▶ **What you will do**: Every record below needs to be retyped exactly as it appears.

Data about app and page elements:

####

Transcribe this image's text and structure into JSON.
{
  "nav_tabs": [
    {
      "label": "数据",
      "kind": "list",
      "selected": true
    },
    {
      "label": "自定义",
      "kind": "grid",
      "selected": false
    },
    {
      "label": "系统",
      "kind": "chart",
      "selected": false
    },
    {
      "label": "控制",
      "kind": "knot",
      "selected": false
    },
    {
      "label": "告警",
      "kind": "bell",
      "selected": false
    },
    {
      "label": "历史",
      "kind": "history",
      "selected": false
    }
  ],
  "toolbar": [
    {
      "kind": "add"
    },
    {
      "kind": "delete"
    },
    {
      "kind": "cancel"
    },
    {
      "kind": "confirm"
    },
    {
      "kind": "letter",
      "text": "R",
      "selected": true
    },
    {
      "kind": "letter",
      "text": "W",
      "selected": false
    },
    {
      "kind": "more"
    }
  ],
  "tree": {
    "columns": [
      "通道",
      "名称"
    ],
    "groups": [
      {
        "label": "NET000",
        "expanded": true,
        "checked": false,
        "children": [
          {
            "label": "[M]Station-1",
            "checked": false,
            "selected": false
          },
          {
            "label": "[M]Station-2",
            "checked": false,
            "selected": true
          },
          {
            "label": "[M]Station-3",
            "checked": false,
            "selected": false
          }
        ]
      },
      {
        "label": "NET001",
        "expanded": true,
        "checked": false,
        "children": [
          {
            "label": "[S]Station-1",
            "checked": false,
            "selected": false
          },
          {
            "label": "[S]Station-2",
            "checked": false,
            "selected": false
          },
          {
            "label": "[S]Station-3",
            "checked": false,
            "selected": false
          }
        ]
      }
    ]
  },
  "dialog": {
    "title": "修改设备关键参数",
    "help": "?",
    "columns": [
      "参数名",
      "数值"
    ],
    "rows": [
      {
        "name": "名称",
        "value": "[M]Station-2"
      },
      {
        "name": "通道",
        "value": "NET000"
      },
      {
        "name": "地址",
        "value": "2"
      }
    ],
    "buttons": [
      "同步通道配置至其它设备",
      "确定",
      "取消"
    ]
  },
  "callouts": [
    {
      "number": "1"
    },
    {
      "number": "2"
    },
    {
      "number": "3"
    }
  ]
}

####

▶ **Answer space**:
Transcribe this image's text and structure into JSON.
{
  "nav_tabs": [
    {
      "label": "数据",
      "kind": "list",
      "selected": true
    },
    {
      "label": "自定义",
      "kind": "grid",
      "selected": false
    },
    {
      "label": "系统",
      "kind": "chart",
      "selected": false
    },
    {
      "label": "控制",
      "kind": "knot",
      "selected": false
    },
    {
      "label": "告警",
      "kind": "bell",
      "selected": false
    },
    {
      "label": "历史",
      "kind": "history",
      "selected": false
    }
  ],
  "toolbar": [
    {
      "kind": "add"
    },
    {
      "kind": "delete"
    },
    {
      "kind": "cancel"
    },
    {
      "kind": "confirm"
    },
    {
      "kind": "letter",
      "text": "R",
      "selected": true
    },
    {
      "kind": "letter",
      "text": "W",
      "selected": false
    },
    {
      "kind": "more"
    }
  ],
  "tree": {
    "columns": [
      "通道",
      "名称"
    ],
    "groups": [
      {
        "label": "NET000",
        "expanded": true,
        "checked": false,
        "children": [
          {
            "label": "[M]Station-1",
            "checked": false,
            "selected": false
          },
          {
            "label": "[M]Station-2",
            "checked": false,
            "selected": true
          },
          {
            "label": "[M]Station-3",
            "checked": false,
            "selected": false
          }
        ]
      },
      {
        "label": "NET001",
        "expanded": true,
        "checked": false,
        "children": [
          {
            "label": "[S]Station-1",
            "checked": false,
            "selected": false
          },
          {
            "label": "[S]Station-2",
            "checked": false,
            "selected": false
          },
          {
            "label": "[S]Station-3",
            "checked": false,
            "selected": false
          }
        ]
      }
    ]
  },
  "dialog": {
    "title": "修改设备关键参数",
    "help": "?",
    "columns": [
      "参数名",
      "数值"
    ],
    "rows": [
      {
        "name": "名称",
        "value": "[M]Station-2"
      },
      {
        "name": "通道",
        "value": "NET000"
      },
      {
        "name": "地址",
        "value": "2"
      }
    ],
    "buttons": [
      "同步通道配置至其它设备",
      "确定",
      "取消"
    ]
  },
  "callouts": [
    {
      "number": "1"
    },
    {
      "number": "2"
    },
    {
      "number": "3"
    }
  ]
}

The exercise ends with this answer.